The Treasurer Scott Morrison has today released exposure draft legislation as part of the Government's response to the Final Report of the Competition Policy Review from the panel chaired by Prof Ian Harper (Report).

The Report made recommendations for major changes to the restrictive practices provisions (Part IV) of the Competition and Consumer Act 2010 (Cth) (CCA).

In its response to the Report released in November 2015, the Government signalled its support for most of those recommendations.

The exposure draft legislation addresses most of these recommendations and proposes far reaching amendments to the CCA by:

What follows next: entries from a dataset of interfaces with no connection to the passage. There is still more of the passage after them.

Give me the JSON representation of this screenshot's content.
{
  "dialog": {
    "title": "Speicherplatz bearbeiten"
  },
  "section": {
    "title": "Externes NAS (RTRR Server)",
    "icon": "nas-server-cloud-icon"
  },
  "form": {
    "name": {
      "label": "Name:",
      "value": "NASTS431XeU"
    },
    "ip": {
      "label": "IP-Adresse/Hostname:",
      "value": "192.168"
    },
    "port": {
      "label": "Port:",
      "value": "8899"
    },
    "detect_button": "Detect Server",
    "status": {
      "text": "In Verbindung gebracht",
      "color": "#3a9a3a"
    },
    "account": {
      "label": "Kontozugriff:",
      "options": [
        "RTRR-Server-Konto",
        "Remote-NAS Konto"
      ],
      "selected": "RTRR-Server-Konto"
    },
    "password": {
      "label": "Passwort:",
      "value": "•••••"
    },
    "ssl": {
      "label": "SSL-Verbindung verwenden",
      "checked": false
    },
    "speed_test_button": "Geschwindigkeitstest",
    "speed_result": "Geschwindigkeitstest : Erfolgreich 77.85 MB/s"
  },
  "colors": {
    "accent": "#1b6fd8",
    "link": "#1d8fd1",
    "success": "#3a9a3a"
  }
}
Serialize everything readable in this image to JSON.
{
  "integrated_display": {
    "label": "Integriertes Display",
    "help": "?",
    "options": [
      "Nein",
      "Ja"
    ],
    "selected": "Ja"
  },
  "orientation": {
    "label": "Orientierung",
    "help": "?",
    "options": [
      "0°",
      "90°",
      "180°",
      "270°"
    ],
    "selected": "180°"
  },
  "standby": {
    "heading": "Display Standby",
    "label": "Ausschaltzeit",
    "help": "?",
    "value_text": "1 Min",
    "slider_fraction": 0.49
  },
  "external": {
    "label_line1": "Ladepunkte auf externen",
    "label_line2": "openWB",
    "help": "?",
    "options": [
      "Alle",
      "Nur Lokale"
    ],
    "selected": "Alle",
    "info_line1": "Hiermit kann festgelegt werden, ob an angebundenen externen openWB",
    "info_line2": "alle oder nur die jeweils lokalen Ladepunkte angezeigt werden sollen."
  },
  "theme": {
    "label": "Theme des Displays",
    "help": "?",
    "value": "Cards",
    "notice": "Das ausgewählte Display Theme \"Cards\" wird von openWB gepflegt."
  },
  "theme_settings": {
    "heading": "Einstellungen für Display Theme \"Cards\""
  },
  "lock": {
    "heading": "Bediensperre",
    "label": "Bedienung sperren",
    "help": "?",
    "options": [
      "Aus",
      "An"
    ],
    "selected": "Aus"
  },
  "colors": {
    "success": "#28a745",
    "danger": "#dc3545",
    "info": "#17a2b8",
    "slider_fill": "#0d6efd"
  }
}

  • amending the misuse of market power provision (section 46) (see more detail below);
  • confining the operation of the cartel conduct provisions to conduct affecting competition in Australia and provisions involving actual or likely competitors and broadening the exceptions for joint ventures and vertical trading relationships;
  • prohibiting third line forcing only where it has the purpose, effect or likely effect of substantially lessening competition;
  • allowing for notification (in addition to authorisation) of resale price maintenance;
  • consolidating the various authorisation processes (including those relating to mergers) into a single authorisation process;
  • abolishing the price signalling laws which currently apply only to banks and introducing instead a generally applicable prohibition against 'concerted practices'; and
  • extending the ACCC's power to obtain information to cover investigations of alleged contraventions of court enforceable undertakings, introducing a new 'reasonable search' defence and increasing the fine for non-compliance with section 155.

MinterEllison welcomes many of the proposed amendments for which it advocated, including the Government's endeavour to make clearer how cartel rules operate on joint venturers (which will bring greater certainty for business), the application of a competition test to third line forcing (which is long overdue) and the abolition of the unused bespoke price signalling laws.

The ACCC has also released draft frameworks for misuse of market power guidelines and for concerted practices guidelines.

Misuse of market power

The proposed amendment (which adopts the Report's original recommendation) reframes the current prohibition to prohibit corporations with a substantial degree of market power engaging in conduct that has the purpose, effect or likely effect of substantial lessening competition. In determining that issue a court will have regard to the purpose or effect of the conduct:

  • increasing competition in the market, including by enhancing efficiency, innovation, product quality or price competitiveness; and
  • lessening competition in the market, including by preventing or deterring 'the potential for' competitive conduct in the market or new entry into the market.

MinterEllison remains concerned about the risk that removing the 'take advantage' limb of the current prohibition may undermine the confidence with which businesses holding substantial market power can approach company strategy. The lack of any qualification to the broad noun "conduct" in the draft legislation leaves all the work sorting between good and bad conduct by firms with substantial market power to the 'purpose or effect' competition test.

The competition test is pretty well understood in Australian competition law, so the sky will not in our view fall down (as some commentators suggest) if such a test is introduced, but there inevitably remains some doubt about how it will be applied in this different context. We think the Government should consider some qualification of the noun "conduct" in the exposure draft. In other words, it would be helpful to express generically what type of conduct the CCA is aiming to catch – not just in an ACCC guideline or explanatory materials - but in the statute itself. Identification of some adjectival qualification such as "exclusionary" conduct or "anti-competitive" conduct for example could assist with the issues around certainty and chilling risks, giving some comfort to businesses on those issues that 'normal' competitive conduct is not intended to be caught by the competition test. Canadian law illustrates such an approach – it applies to a so-called "practice of anti-competitive acts" by a dominant firm with the effect or likely effect of substantially preventing or lessening competition.


As part of the simplification of the authorisation processes under the CCA, the exposure draft legislation proposes to repeal the formal merger clearance and authorisation process, which has been little used. Instead, mergers will be subject to the general authorisation process in section 88, where the decision maker at first instance will be the ACCC not the Australian Competition Tribunal (Tribunal). The ACCC must not give merger authorisation unless it is satisfied in all the circumstances that the merger would not have the effect or likely effect of substantially lessening competition or the conduct would result or likely result in public benefits which would outweigh the detriment to the public that would or likely result from the conduct. The ACCC will have 90 days to determine the application (unless a longer period is agreed). The Tribunal may review an ACCC merger review determination but it will not re-hear the matter and the matters that the Tribunal can have regard to are limited.

While the informal merger process will remain, the proposed new authorisation process provides an alternative clearance process that is far more attractive than the current formal merger clearance process.

Interested parties have until 5pm Friday 30 September 2016 to make a submission on any aspect of the exposure legislation.